For larger scale developments with multiple ownerships it is very important to take specialist tax advice when it comes to equalising proceeds of sale between landownership, as this can have unintended taxation consequences, particularly for those who thought they were entitled to a capital tax relief (such as Entrepreneurs’ Relief or Roll Over Relief) but find such only applies to a proportion of proceeds generated from their own land and not those proceeds received from equalisation from others’ land. There are several mechanisms for equalising in a tax efficient manner and these include Cross Restrictive Covenants, Cross Options and Trust Pooling.
Conflicts of Interest
Sworders do not act for house builders in any form of development agreements and do not accept introduction fees (other than passing them on to their clients if the price cannot be adjusted for the client’s benefit). Often acting on entirely ‘no win, no fee’ terms in the early stages of land promotion, Sworders has successfully promoted, either themselves or through third party promoters, sites for over a hundred landowners in the last twenty five years and have achieved allocations for 16,500 dwellings and emerging draft allocations for 7,500 dwellings. More recently Sworders has undertaken a number of five year supply shortfall applications, bringing forward sites that were, in some cases, not even being considered under the Local Plan process.

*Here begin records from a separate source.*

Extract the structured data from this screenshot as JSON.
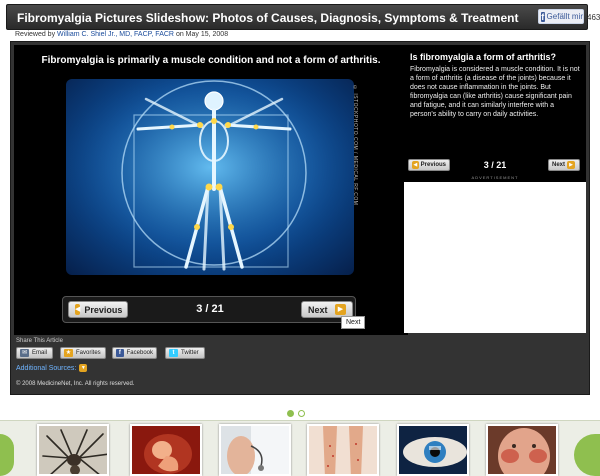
{
  "header": {
    "title": "Fibromyalgia Pictures Slideshow: Photos of Causes, Diagnosis, Symptoms & Treatment",
    "fb_like_label": "Gefällt mir",
    "fb_count": "463"
  },
  "review": {
    "prefix": "Reviewed by",
    "author": "William C. Shiel Jr., MD, FACP, FACR",
    "suffix": "on May 15, 2008"
  },
  "slide": {
    "heading": "Fibromyalgia is primarily a muscle condition and not a form of arthritis.",
    "image_credit": "© ISTOCKPHOTO.COM / MEDICAL RF.COM",
    "prev_label": "Previous",
    "next_label": "Next",
    "counter": "3 / 21",
    "next_tooltip": "Next"
  },
  "caption": {
    "title": "Is fibromyalgia a form of arthritis?",
    "text": "Fibromyalgia is considered a muscle condition. It is not a form of arthritis (a disease of the joints) because it does not cause inflammation in the joints. But fibromyalgia can (like arthritis) cause significant pain and fatigue, and it can similarly interfere with a person's ability to carry on daily activities.",
    "prev_label": "Previous",
    "next_label": "Next",
    "counter": "3 / 21",
    "ad_label": "ADVERTISEMENT"
  },
  "share": {
    "label": "Share This Article",
    "email": "Email",
    "favorites": "Favorites",
    "facebook": "Facebook",
    "twitter": "Twitter",
    "additional_sources": "Additional Sources:",
    "copyright": "© 2008 MedicineNet, Inc. All rights reserved."
  },
  "colors": {
    "accent_orange": "#e4a420",
    "panel_dark": "#333333",
    "strip_green": "#8fbf4f"
  }
}
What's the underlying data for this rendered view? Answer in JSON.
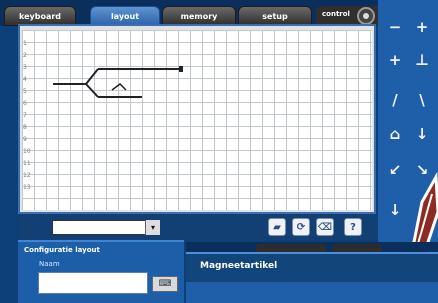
{
  "tabs": [
    {
      "label": "keyboard",
      "active": false
    },
    {
      "label": "layout",
      "active": true
    },
    {
      "label": "memory",
      "active": false
    },
    {
      "label": "setup",
      "active": false
    }
  ],
  "control": {
    "label": "control"
  },
  "grid": {
    "row_numbers": [
      "1",
      "2",
      "3",
      "4",
      "5",
      "6",
      "7",
      "8",
      "9",
      "10",
      "11",
      "12",
      "13"
    ]
  },
  "toolbar": {
    "dropdown_value": "",
    "icons": [
      "track-piece-icon",
      "rotate-icon",
      "delete-icon",
      "help-icon"
    ],
    "help_label": "?"
  },
  "right_rail": {
    "buttons": [
      "−",
      "+",
      "+",
      "⊥",
      "/",
      "\\",
      "⌂",
      "↓",
      "↙",
      "↘",
      "↓"
    ]
  },
  "config": {
    "title": "Configuratie layout",
    "naam_label": "Naam",
    "naam_value": ""
  },
  "magneet": {
    "title": "Magneetartikel"
  },
  "colors": {
    "background": "#0d3f78",
    "accent": "#2d64ad",
    "track": "#222222",
    "grid_lines": "#c3c8ce"
  }
}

In many districts Sworders act for more than one landowner with the inevitable risk of potential conflict arising should, ultimately, such sites compete for the same housing numbers through a Local Plan process. Sworders are always entirely up-front about the risks of conflict and always encourage landowners to appoint someone else should they consider any conflict to have arisen. However, for landowners with limited resources in districts where we act for multiple landowners, we can provide a cost effective monitoring service as we spread our time based costs between the multiple landowners when it comes to attending Local Plan and other relevant meetings and keeping abreast of the evolving Plan process.